Apologies but I’m still stuck in my post-Boglephase, this time with a focus on ETFs. Jack Bogle famously disliked ETFs of course, thinking that they ended up being much too tactical. He worried that they encouraged short term thinking and allowed product issuers to increase costs by coming up with some daft unique investment strategy which involved impossibly complex algos and detailed data scraping.

I’m not sure that Bogle was entirely right on this score and the growing proliferation of low cost robos and multi fund managers who make extensive use ETFs speaks to their value for long term investing. I’d also suggest that Bogle would have been thrilled by the emergence of platforms which make a great play on ETFs such as Freetrade which I recently signed up to. Apparently, before Christmas, I was number 74,302 on a long waiting list for this new online app but within a few days of the New year, I’d suddenly been promoted to full customer.  What happened to other 74,302 in the long line?

Anyway, the point here is that Freetrade has a short but promising list of ETFs which can be bought at zero fee through its platform. For the long term investor this a manna from heaven. One could easily construct a simple portfolio of cheap ETFs, say 4 to 6, and then buy them through Freetrade and keep the overall portfolio cost below 25 basis points (including the fund TER and possible bid offer spreads). This is exactly what Bogle would have loved although it also presents something of a challenge to the Vanguard model over the long term.

Back in the mainstream where Vanguard increasingly dominate, we’ve seen intense competition in the multi funds passive space hot up – the subject of my Citywire column next week.

The choice of multi managers is growing all the time and by and large, they are compelling value. But I also have a hunch that the adventurous private investor could simply track the biggest and best players in this space and then work out what’s inside each of their portfolios. Average out the variations in asset classes, and then build a sensible asset class list and build your own portfolio using a service like Freetrade.

But one issue immediately presents itself. Once one has decided on the broad asset class building blocks (say 20% in US equities, 30% in emerging markets), which ETF to use? The lazy answer is to choose the biggest by AuM or the cheapest by TCO/TER. This is not a bad first step, but I think the selection process needs to be a bit more rigorous than that. For the Citywire article, I talked to Matt Brennan at AJ Bell.  He suggested that investors should also look at the following list of variables:

  • Does the ETF physically replicate the index or is it using swaps and derivatives
  • Does the ETF undertake stock lending
  • How big is the ETF
  • How well has the ETF tracked its index over time
  • How diversified is the underlying index
  • Trading costs such as bid/ask spreads
  • How often it rebalances
  • If the ETF is trading at a premium or discount

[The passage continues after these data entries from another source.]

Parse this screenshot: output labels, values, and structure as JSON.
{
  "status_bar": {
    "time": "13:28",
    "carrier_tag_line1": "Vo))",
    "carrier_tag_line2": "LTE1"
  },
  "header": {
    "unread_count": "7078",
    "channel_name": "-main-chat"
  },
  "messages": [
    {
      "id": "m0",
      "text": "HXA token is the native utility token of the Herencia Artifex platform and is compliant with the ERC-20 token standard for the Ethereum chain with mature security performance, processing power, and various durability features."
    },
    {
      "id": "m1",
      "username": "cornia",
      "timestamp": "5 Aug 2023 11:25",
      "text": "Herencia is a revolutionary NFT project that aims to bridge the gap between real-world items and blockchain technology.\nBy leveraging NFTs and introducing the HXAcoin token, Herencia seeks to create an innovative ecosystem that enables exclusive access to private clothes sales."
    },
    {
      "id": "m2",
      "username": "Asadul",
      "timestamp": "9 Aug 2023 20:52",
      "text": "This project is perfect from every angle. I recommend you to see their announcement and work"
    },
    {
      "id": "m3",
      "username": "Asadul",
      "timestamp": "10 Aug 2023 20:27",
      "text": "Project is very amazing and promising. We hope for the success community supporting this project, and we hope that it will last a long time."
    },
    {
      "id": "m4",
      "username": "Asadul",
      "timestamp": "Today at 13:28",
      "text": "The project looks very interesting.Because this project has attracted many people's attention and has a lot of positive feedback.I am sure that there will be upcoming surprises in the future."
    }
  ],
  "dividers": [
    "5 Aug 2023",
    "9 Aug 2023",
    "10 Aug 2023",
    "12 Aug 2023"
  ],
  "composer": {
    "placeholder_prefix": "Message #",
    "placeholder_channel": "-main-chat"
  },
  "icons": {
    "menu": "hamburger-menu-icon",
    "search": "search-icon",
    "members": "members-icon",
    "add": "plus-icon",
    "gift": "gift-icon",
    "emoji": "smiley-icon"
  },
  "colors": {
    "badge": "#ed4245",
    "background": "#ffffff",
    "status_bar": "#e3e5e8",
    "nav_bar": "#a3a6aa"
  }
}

And then there’s the tricky issue of the index itself. As Brennan at AJ Bell reminds us, not all indices covering the same asset class, are alike. According to Brennan “in reality, the index providers themselves such as FTSE or MSCI make discretionary decisions as to which countries count as emerging markets or not. MSCI include South Korea as an Emerging Market, whereas FTSE counts it is a Developed market. This means that the iShares ETF, tracking the MSCI product has a 3% weight to Samsung, and the Vanguard product (tracking FTSE) has a 0% weight”. Quite.

Which brings nicely back to Jack Bogle. My sense is that he’d have been deeply worried by the profusion of indices and the accompanying new-fangled strategies. He was already deeply sceptical of stuff like smart beta – or dumb beta as he once called it. I think he’d have also told investors to really get under the skin of the index they are tracking. Download the fact sheet and compare it with other providers and then work out which index is right for you. Indices really, really matter.